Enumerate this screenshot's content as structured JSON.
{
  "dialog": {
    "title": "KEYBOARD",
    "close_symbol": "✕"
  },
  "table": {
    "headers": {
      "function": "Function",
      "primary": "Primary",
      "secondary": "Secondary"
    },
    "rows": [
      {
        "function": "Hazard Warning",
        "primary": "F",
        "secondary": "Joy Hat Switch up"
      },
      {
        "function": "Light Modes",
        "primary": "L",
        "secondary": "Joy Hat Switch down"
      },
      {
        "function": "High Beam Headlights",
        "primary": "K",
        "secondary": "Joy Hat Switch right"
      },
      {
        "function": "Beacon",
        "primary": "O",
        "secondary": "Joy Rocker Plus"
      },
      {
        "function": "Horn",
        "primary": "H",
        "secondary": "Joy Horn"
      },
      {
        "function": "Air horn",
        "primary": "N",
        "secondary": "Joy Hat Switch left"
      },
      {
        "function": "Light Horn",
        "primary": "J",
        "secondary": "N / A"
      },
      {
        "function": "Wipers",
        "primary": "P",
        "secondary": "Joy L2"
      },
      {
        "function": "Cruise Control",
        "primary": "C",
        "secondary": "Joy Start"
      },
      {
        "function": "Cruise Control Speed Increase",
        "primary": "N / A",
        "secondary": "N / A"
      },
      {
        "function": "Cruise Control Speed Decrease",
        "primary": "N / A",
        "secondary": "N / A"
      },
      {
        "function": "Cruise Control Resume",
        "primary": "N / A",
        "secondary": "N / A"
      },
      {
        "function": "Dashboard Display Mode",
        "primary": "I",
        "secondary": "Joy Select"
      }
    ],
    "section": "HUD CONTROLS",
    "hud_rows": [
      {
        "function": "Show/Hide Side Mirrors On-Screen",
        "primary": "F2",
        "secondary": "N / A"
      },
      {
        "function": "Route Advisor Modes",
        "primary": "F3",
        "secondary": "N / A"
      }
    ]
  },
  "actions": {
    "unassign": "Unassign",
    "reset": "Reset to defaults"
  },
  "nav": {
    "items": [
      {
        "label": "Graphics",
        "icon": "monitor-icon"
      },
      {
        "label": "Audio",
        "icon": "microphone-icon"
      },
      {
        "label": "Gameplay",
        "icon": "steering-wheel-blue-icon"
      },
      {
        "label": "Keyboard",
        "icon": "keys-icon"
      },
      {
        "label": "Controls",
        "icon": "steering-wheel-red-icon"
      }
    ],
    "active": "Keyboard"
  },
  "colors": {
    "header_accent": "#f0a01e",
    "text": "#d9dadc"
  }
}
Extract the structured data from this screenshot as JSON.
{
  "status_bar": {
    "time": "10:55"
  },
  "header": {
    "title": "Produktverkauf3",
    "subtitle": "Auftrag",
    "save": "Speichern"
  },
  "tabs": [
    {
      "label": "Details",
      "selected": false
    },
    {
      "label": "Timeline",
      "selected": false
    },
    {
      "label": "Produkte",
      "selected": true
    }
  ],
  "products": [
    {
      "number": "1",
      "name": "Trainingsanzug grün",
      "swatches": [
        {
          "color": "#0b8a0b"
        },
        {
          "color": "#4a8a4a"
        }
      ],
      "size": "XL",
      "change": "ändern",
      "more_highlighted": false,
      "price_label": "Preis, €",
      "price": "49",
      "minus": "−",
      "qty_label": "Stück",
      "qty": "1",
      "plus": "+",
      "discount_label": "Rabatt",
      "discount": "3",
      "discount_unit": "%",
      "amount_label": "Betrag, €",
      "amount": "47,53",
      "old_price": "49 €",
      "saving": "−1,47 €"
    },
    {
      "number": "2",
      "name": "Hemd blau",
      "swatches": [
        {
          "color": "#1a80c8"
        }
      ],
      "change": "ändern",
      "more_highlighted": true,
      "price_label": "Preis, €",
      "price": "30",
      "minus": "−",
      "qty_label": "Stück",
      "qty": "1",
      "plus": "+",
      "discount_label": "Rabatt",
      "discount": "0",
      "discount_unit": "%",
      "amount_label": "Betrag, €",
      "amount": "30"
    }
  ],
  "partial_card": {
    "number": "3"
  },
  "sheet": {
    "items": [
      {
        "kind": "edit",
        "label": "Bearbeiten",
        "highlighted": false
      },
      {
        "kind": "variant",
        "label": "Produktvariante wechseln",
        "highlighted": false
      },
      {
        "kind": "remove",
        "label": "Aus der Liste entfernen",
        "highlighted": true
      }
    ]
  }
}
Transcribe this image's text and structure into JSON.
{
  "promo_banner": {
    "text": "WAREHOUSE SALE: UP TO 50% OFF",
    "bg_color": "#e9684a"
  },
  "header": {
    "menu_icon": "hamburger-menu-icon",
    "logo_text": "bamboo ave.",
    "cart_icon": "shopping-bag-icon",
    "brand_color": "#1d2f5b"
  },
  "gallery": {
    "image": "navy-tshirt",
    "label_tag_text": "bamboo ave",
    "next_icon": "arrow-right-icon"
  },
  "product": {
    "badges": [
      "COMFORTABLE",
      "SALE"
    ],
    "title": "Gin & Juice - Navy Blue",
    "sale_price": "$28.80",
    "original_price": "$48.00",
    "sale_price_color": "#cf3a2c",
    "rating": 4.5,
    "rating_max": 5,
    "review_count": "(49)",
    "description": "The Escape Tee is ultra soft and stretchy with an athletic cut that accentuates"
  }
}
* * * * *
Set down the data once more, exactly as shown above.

* _ANSWER TO THIS EXERCISE_
Enumerate this screenshot's content as structured JSON.
{
  "dialog": {
    "title": "KEYBOARD",
    "close_symbol": "✕"
  },
  "table": {
    "headers": {
      "function": "Function",
      "primary": "Primary",
      "secondary": "Secondary"
    },
    "rows": [
      {
        "function": "Hazard Warning",
        "primary": "F",
        "secondary": "Joy Hat Switch up"
      },
      {
        "function": "Light Modes",
        "primary": "L",
        "secondary": "Joy Hat Switch down"
      },
      {
        "function": "High Beam Headlights",
        "primary": "K",
        "secondary": "Joy Hat Switch right"
      },
      {
        "function": "Beacon",
        "primary": "O",
        "secondary": "Joy Rocker Plus"
      },
      {
        "function": "Horn",
        "primary": "H",
        "secondary": "Joy Horn"
      },
      {
        "function": "Air horn",
        "primary": "N",
        "secondary": "Joy Hat Switch left"
      },
      {
        "function": "Light Horn",
        "primary": "J",
        "secondary": "N / A"
      },
      {
        "function": "Wipers",
        "primary": "P",
        "secondary": "Joy L2"
      },
      {
        "function": "Cruise Control",
        "primary": "C",
        "secondary": "Joy Start"
      },
      {
        "function": "Cruise Control Speed Increase",
        "primary": "N / A",
        "secondary": "N / A"
      },
      {
        "function": "Cruise Control Speed Decrease",
        "primary": "N / A",
        "secondary": "N / A"
      },
      {
        "function": "Cruise Control Resume",
        "primary": "N / A",
        "secondary": "N / A"
      },
      {
        "function": "Dashboard Display Mode",
        "primary": "I",
        "secondary": "Joy Select"
      }
    ],
    "section": "HUD CONTROLS",
    "hud_rows": [
      {
        "function": "Show/Hide Side Mirrors On-Screen",
        "primary": "F2",
        "secondary": "N / A"
      },
      {
        "function": "Route Advisor Modes",
        "primary": "F3",
        "secondary": "N / A"
      }
    ]
  },
  "actions": {
    "unassign": "Unassign",
    "reset": "Reset to defaults"
  },
  "nav": {
    "items": [
      {
        "label": "Graphics",
        "icon": "monitor-icon"
      },
      {
        "label": "Audio",
        "icon": "microphone-icon"
      },
      {
        "label": "Gameplay",
        "icon": "steering-wheel-blue-icon"
      },
      {
        "label": "Keyboard",
        "icon": "keys-icon"
      },
      {
        "label": "Controls",
        "icon": "steering-wheel-red-icon"
      }
    ],
    "active": "Keyboard"
  },
  "colors": {
    "header_accent": "#f0a01e",
    "text": "#d9dadc"
  }
}
Extract the structured data from this screenshot as JSON.
{
  "status_bar": {
    "time": "10:55"
  },
  "header": {
    "title": "Produktverkauf3",
    "subtitle": "Auftrag",
    "save": "Speichern"
  },
  "tabs": [
    {
      "label": "Details",
      "selected": false
    },
    {
      "label": "Timeline",
      "selected": false
    },
    {
      "label": "Produkte",
      "selected": true
    }
  ],
  "products": [
    {
      "number": "1",
      "name": "Trainingsanzug grün",
      "swatches": [
        {
          "color": "#0b8a0b"
        },
        {
          "color": "#4a8a4a"
        }
      ],
      "size": "XL",
      "change": "ändern",
      "more_highlighted": false,
      "price_label": "Preis, €",
      "price": "49",
      "minus": "−",
      "qty_label": "Stück",
      "qty": "1",
      "plus": "+",
      "discount_label": "Rabatt",
      "discount": "3",
      "discount_unit": "%",
      "amount_label": "Betrag, €",
      "amount": "47,53",
      "old_price": "49 €",
      "saving": "−1,47 €"
    },
    {
      "number": "2",
      "name": "Hemd blau",
      "swatches": [
        {
          "color": "#1a80c8"
        }
      ],
      "change": "ändern",
      "more_highlighted": true,
      "price_label": "Preis, €",
      "price": "30",
      "minus": "−",
      "qty_label": "Stück",
      "qty": "1",
      "plus": "+",
      "discount_label": "Rabatt",
      "discount": "0",
      "discount_unit": "%",
      "amount_label": "Betrag, €",
      "amount": "30"
    }
  ],
  "partial_card": {
    "number": "3"
  },
  "sheet": {
    "items": [
      {
        "kind": "edit",
        "label": "Bearbeiten",
        "highlighted": false
      },
      {
        "kind": "variant",
        "label": "Produktvariante wechseln",
        "highlighted": false
      },
      {
        "kind": "remove",
        "label": "Aus der Liste entfernen",
        "highlighted": true
      }
    ]
  }
}
Transcribe this image's text and structure into JSON.
{
  "promo_banner": {
    "text": "WAREHOUSE SALE: UP TO 50% OFF",
    "bg_color": "#e9684a"
  },
  "header": {
    "menu_icon": "hamburger-menu-icon",
    "logo_text": "bamboo ave.",
    "cart_icon": "shopping-bag-icon",
    "brand_color": "#1d2f5b"
  },
  "gallery": {
    "image": "navy-tshirt",
    "label_tag_text": "bamboo ave",
    "next_icon": "arrow-right-icon"
  },
  "product": {
    "badges": [
      "COMFORTABLE",
      "SALE"
    ],
    "title": "Gin & Juice - Navy Blue",
    "sale_price": "$28.80",
    "original_price": "$48.00",
    "sale_price_color": "#cf3a2c",
    "rating": 4.5,
    "rating_max": 5,
    "review_count": "(49)",
    "description": "The Escape Tee is ultra soft and stretchy with an athletic cut that accentuates"
  }
}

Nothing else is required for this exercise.